In the old days, ukuleles were big and heavy, often weighing in at a hundred pounds. The original truss was a supportive device, usually a pad with a belt, worn to prevent a hernia when lifting them. Later, when they became smaller - miniaturized like some dog breeds - some retained a small truss as a recognition of the uke's heritage. It was named in honour of its inventor, Rod Sterling. Thus the Truss Rod came into effect.

True story.

Hiddencross
07-11-2011, 04:54 AM
In the old days, ukuleles were big and heavy, often weighing in at a hundred pounds. The original truss was a supportive device, usually a pad with a belt, worn to prevent a hernia when lifting them. Later, when they became smaller - miniaturized like some dog breeds - some retained a small truss as a recognition of the uke's heritage. It was named in honour of its inventor, Rod Sterling. Thus the Truss Rod came into effect.

True story.

.....::::::=====*
The More You Know

lol

hoosierhiver
07-11-2011, 05:00 AM
There are truss rods and there are stabilising rods.

Hiddencross
07-11-2011, 05:10 AM
There are truss rods and there are stabilising rods.

So Meles have stabilizing rods and Ponos have truss rods, right.

hoosierhiver
07-11-2011, 05:12 AM
So Meles have stabilizing rods and Ponos have truss rods, right.

Not sure, but a truss rod is adjustable and a stabilizing rod is not.

olgoat52
07-11-2011, 06:04 AM
In the old days, ukuleles were big and heavy, often weighing in at a hundred pounds. The original truss was a supportive device, usually a pad with a belt, worn to prevent a hernia when lifting them. Later, when they became smaller - miniaturized like some dog breeds - some retained a small truss as a recognition of the uke's heritage. It was named in honour of its inventor, Rod Sterling. Thus the Truss Rod came into effect.
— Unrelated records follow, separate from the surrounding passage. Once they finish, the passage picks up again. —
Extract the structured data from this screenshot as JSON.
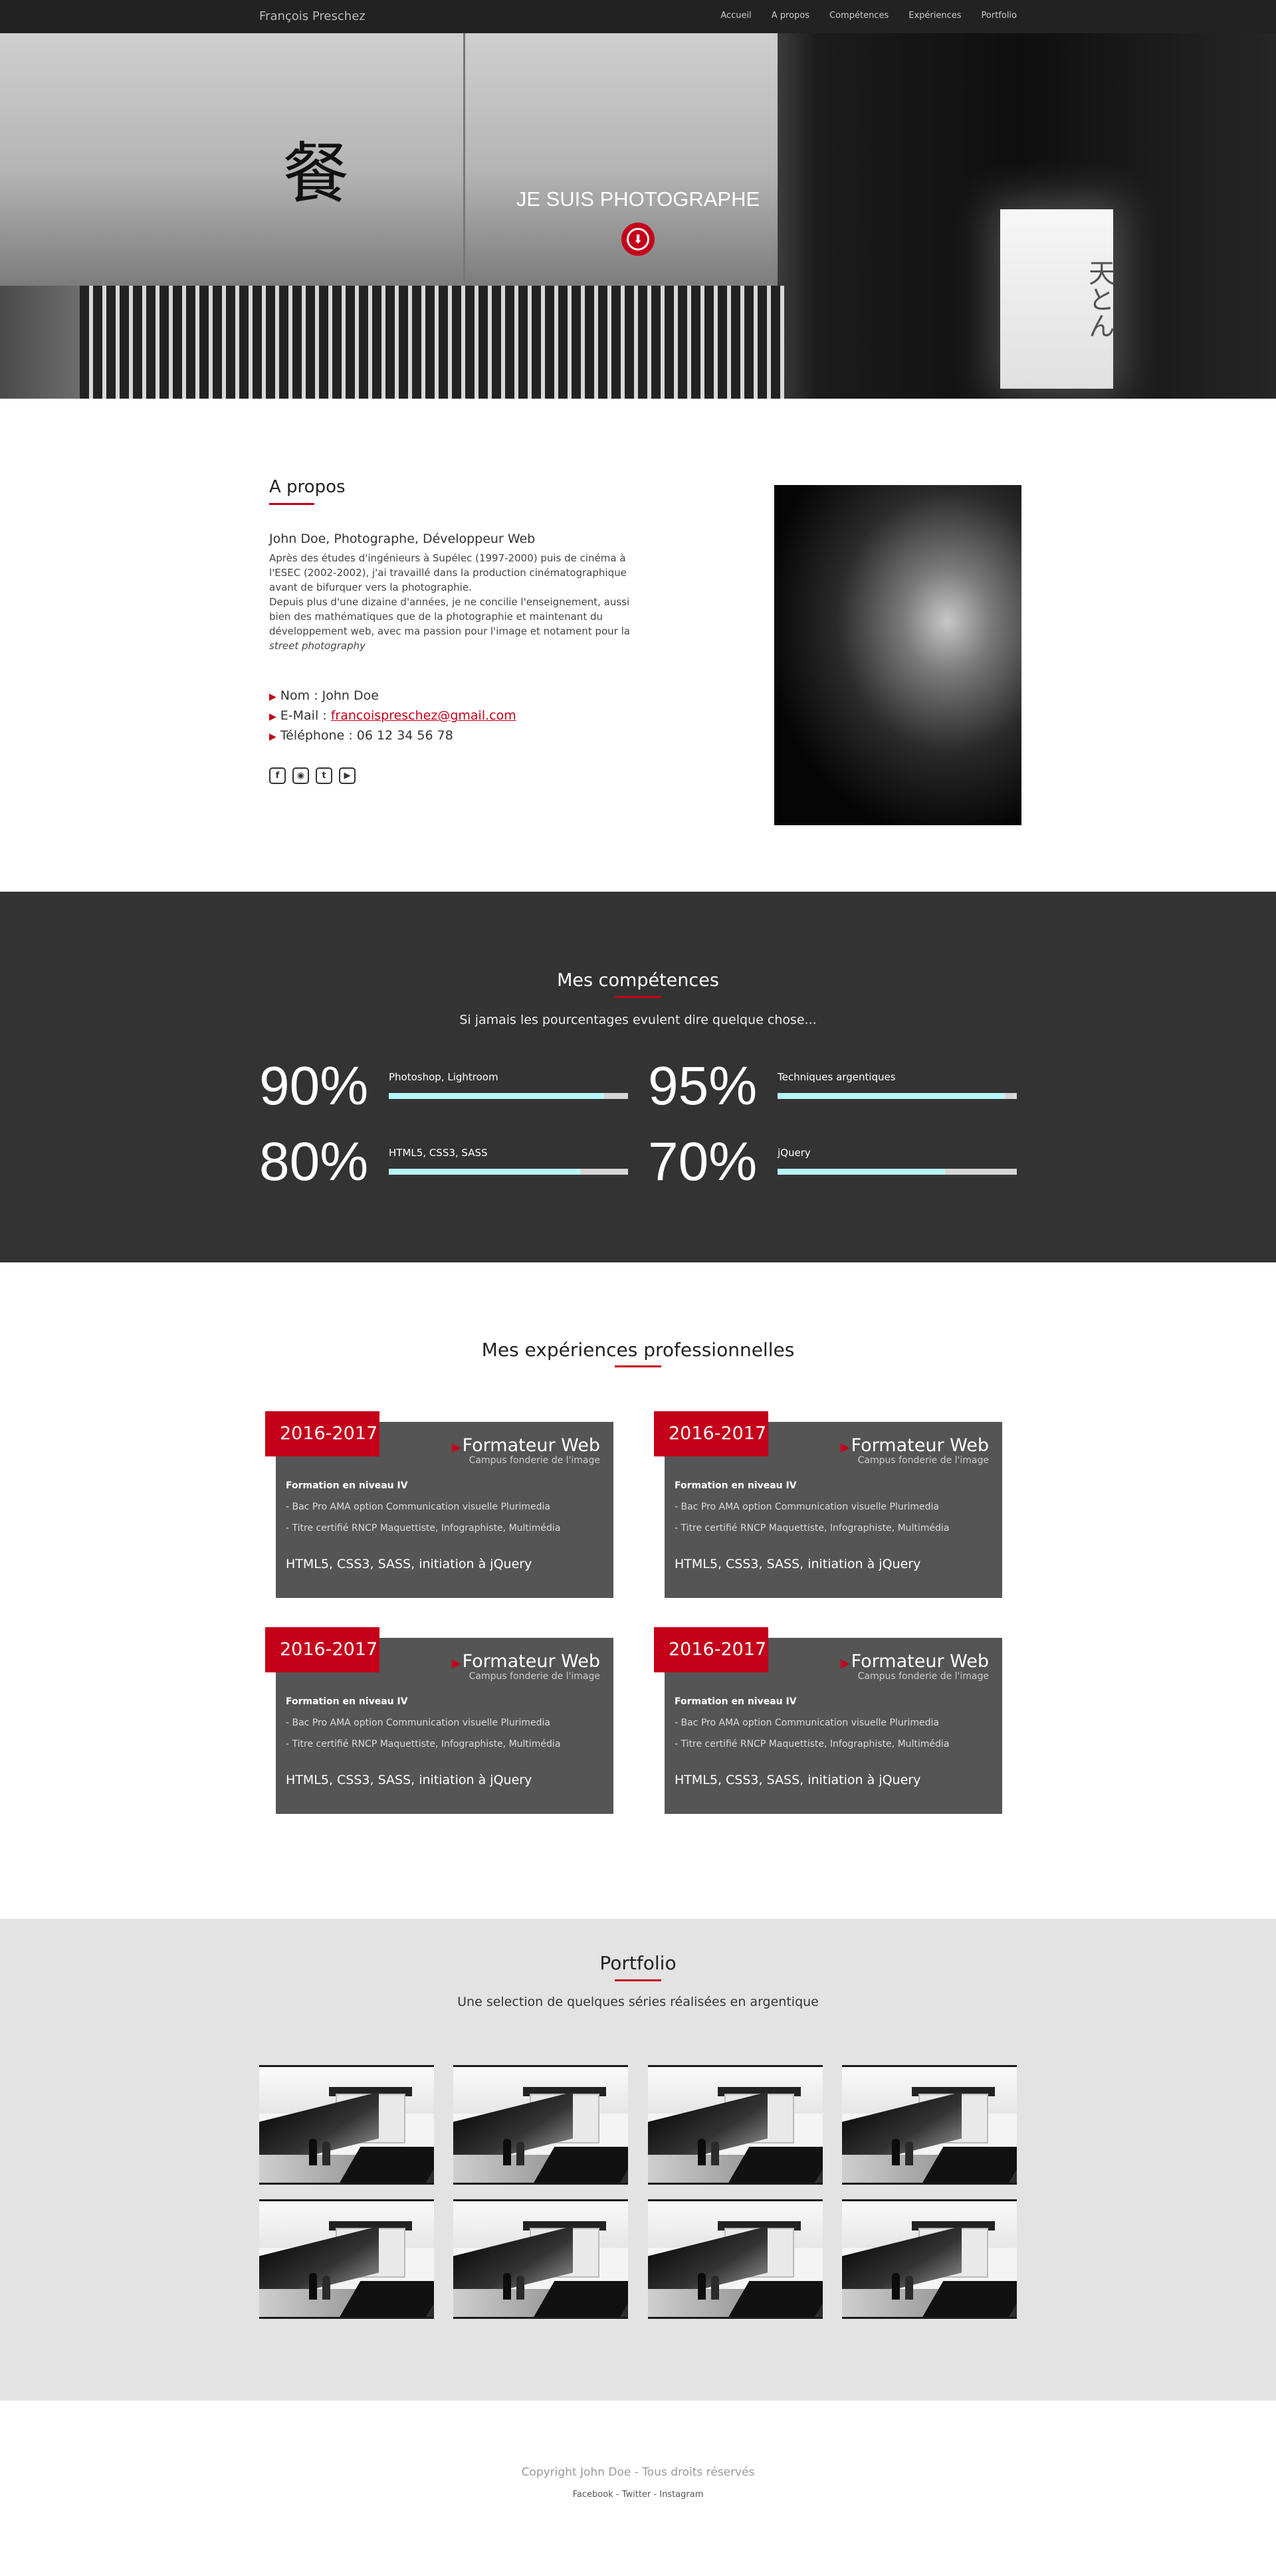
{
  "nav": {
    "brand": "François Preschez",
    "links": [
      "Accueil",
      "A propos",
      "Compétences",
      "Expériences",
      "Portfolio"
    ]
  },
  "hero": {
    "title": "JE SUIS PHOTOGRAPHE",
    "arrow_icon": "arrow-circle-down-icon"
  },
  "about": {
    "title": "A propos",
    "subtitle": "John Doe, Photographe, Développeur Web",
    "bio_p1": "Après des études d'ingénieurs à Supélec (1997-2000) puis de cinéma à l'ESEC (2002-2002), j'ai travaillé dans la production cinématographique avant de bifurquer vers la photographie.",
    "bio_p2": "Depuis plus d'une dizaine d'années, je ne concilie l'enseignement, aussi bien des mathématiques que de la photographie et maintenant du développement web, avec ma passion pour l'image et notament pour la",
    "bio_em": "street photography",
    "name_line": "Nom : John Doe",
    "email_label": "E-Mail : ",
    "email": "francoispreschez@gmail.com",
    "phone_line": "Téléphone : 06 12 34 56 78",
    "social": [
      "facebook-icon",
      "instagram-icon",
      "twitter-icon",
      "youtube-icon"
    ]
  },
  "skills": {
    "title": "Mes compétences",
    "subtitle": "Si jamais les pourcentages evulent dire quelque chose...",
    "items": [
      {
        "pct": "90%",
        "value": 0.9,
        "label": "Photoshop, Lightroom"
      },
      {
        "pct": "95%",
        "value": 0.95,
        "label": "Techniques argentiques"
      },
      {
        "pct": "80%",
        "value": 0.8,
        "label": "HTML5, CSS3, SASS"
      },
      {
        "pct": "70%",
        "value": 0.7,
        "label": "jQuery"
      }
    ],
    "bar_fill_color": "#b8f7f7",
    "bar_track_color": "#d6d6d6"
  },
  "experiences": {
    "title": "Mes expériences professionnelles",
    "cards": [
      {
        "date": "2016-2017",
        "title": "Formateur Web",
        "org": "Campus fonderie de l'image",
        "level": "Formation en niveau IV",
        "item1": "- Bac Pro AMA option Communication visuelle Plurimedia",
        "item2": "- Titre certifié RNCP Maquettiste, Infographiste, Multimédia",
        "tech": "HTML5, CSS3, SASS, initiation à jQuery"
      },
      {
        "date": "2016-2017",
        "title": "Formateur Web",
        "org": "Campus fonderie de l'image",
        "level": "Formation en niveau IV",
        "item1": "- Bac Pro AMA option Communication visuelle Plurimedia",
        "item2": "- Titre certifié RNCP Maquettiste, Infographiste, Multimédia",
        "tech": "HTML5, CSS3, SASS, initiation à jQuery"
      },
      {
        "date": "2016-2017",
        "title": "Formateur Web",
        "org": "Campus fonderie de l'image",
        "level": "Formation en niveau IV",
        "item1": "- Bac Pro AMA option Communication visuelle Plurimedia",
        "item2": "- Titre certifié RNCP Maquettiste, Infographiste, Multimédia",
        "tech": "HTML5, CSS3, SASS, initiation à jQuery"
      },
      {
        "date": "2016-2017",
        "title": "Formateur Web",
        "org": "Campus fonderie de l'image",
        "level": "Formation en niveau IV",
        "item1": "- Bac Pro AMA option Communication visuelle Plurimedia",
        "item2": "- Titre certifié RNCP Maquettiste, Infographiste, Multimédia",
        "tech": "HTML5, CSS3, SASS, initiation à jQuery"
      }
    ]
  },
  "portfolio": {
    "title": "Portfolio",
    "subtitle": "Une selection de quelques séries réalisées en argentique"
  },
  "footer": {
    "copyright": "Copyright John Doe - Tous droits réservés",
    "links": [
      "Facebook",
      "Twitter",
      "Instagram"
    ],
    "separator": " - "
  },
  "colors": {
    "accent": "#c4001a",
    "navbar": "#222222",
    "skills_bg": "#333333",
    "card_bg": "#555555",
    "portfolio_bg": "#e3e3e3"
  }
}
True story.

You're having a good day today aren't you Ian... Pretty funny. :)

ukulelecowboy
07-11-2011, 08:41 AM
So Meles have stabilizing rods and Ponos have truss rods, right.

Basically, yes. Although, Mele likes to use the term "fixed or non-adjustable" truss rod. The truss rods on Ponos have an allen wrench socket that can be adjusted with a supplied allen wrench. Although I don't adjust them much, it was very handy for fine tuning the action after I adjusted the saddle to compensate for a MiSi pickup that I had installed on my Pono Mahogany Baritone.

You might also want to note that Pono Ukuleles have lower profile frets than other ukuleles. Many people don't like this because you must essentially exert more pressure when fretting the instrument and barre chords can sometimes be difficult. I happen to love the frets on the Pono instruments. It's really about personal preference.